You cannot really understand Chicago without understanding the careers of Larry Hoover, David Barksdale, and Jeff Fort, the three kings of the modern Chicago criminal gang. Chicago has a long history of crime syndicates, of course, including Al Capone and his epigones. In the 1950s it had ethnic street gangs of the West Side Story variety, quaint in pictures today with their matching embroidered sweaters and boyish names: the Eagles, the Dragons. But in the 1960s, marijuana began to change all that. Marijuana, that kindest and gentlest of buzzes, was a major moneymaking opportunity, both for the international syndicates that smuggled it and for the street criminals at the point of purchase. Inspired partly by Chicago’s long mob history, partly by the nascent black-liberation ethic of the day, and a great deal by the extraordinary money to be made, Chicago’s black gangs came to dominate the marijuana business — an enterprise model that would soon become supercharged by cocaine and heroin. David Barksdale built a tightly integrated top-down management structure for his gang, the Black Disciples, while Larry Hoover and Jeff Fort did the same thing for their organizations, the Gangster Nation and the Black P-Stone Rangers, respectively. Barksdale and Hoover would later join forces as the Gangster Disciples, a group that, though faction-ridden, remains a key player on the Chicago crime scene today, with thousands of members — 53 of whom were arrested for murder in 2009 alone.


February 25, 2013    |     Volume LXV, No. 3

  • How Chicago reclaimed the projects but lost the city.
  • A bad idea rises from the ashes.
  • Beyond the Beltway, the Right is thriving.
Books, Arts & Manners
  • Jay Nordlinger reviews Tested by Zion: The Bush Administration and the Israeli–Palestinian Conflict, by Elliott Abrams, and Little Red: Three Passionate Lives through the Sixties and Beyond, by Dina Hampton.
  • Mona Charen reviews What Is Marriage? Man and Woman: A Defense, by Sherif Girgis, Ryan T. Anderson, and Robert P. George.
  • Florence King reviews The Caning: The Assault That Drove America to Civil War, by Stephen Puleo.
  • John J. Miller reviews The Mummy’s Curse: The True History of a Dark Fantasy, by Roger Luckhurst.
  • Ross Douthat reviews Silver Linings Playbook.

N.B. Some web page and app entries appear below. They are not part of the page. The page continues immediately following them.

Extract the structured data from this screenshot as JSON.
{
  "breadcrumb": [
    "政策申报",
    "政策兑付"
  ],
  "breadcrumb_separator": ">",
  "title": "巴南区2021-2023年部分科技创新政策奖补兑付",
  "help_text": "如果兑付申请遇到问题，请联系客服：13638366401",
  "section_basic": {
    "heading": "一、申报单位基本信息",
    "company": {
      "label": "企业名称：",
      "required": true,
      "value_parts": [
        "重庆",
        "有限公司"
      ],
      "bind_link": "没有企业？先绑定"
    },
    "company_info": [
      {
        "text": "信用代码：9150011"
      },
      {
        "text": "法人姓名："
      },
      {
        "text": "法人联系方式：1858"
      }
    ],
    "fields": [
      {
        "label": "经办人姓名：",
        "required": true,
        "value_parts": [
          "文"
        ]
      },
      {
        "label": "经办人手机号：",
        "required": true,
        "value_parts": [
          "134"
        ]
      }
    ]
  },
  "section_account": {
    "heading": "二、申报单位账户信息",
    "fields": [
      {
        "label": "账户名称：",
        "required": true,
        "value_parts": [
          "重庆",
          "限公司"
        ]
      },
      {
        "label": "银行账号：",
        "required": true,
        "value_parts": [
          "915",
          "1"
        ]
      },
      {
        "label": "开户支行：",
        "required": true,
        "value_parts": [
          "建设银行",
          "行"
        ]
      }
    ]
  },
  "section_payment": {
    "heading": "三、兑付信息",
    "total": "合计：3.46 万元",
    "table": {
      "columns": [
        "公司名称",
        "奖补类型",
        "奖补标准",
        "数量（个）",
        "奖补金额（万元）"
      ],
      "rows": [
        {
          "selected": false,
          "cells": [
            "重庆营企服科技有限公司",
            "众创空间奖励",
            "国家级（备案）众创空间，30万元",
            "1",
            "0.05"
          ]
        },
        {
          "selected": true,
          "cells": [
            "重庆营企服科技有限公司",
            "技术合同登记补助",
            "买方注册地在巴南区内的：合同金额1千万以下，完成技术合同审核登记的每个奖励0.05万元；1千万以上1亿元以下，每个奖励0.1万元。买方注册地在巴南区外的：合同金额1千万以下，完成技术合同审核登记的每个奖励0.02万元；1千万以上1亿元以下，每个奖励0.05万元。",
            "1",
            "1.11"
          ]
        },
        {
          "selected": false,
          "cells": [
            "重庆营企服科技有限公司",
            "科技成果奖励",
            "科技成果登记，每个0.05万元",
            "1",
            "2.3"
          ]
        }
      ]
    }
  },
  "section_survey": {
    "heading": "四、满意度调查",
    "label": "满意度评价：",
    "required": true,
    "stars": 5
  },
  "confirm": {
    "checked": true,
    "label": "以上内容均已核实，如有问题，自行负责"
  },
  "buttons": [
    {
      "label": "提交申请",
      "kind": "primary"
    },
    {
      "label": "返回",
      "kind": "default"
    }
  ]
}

  • Richard Brookhiser discusses boxing and praises the Champ.
The Long View  .  .  .  .  .  .  .  .  
Athwart  .  .  .  .  .  .  .  .  
Poetry  .  .  .  .  .  .  .  .  
Happy Warrior  .  .  .  .  .  .  .  .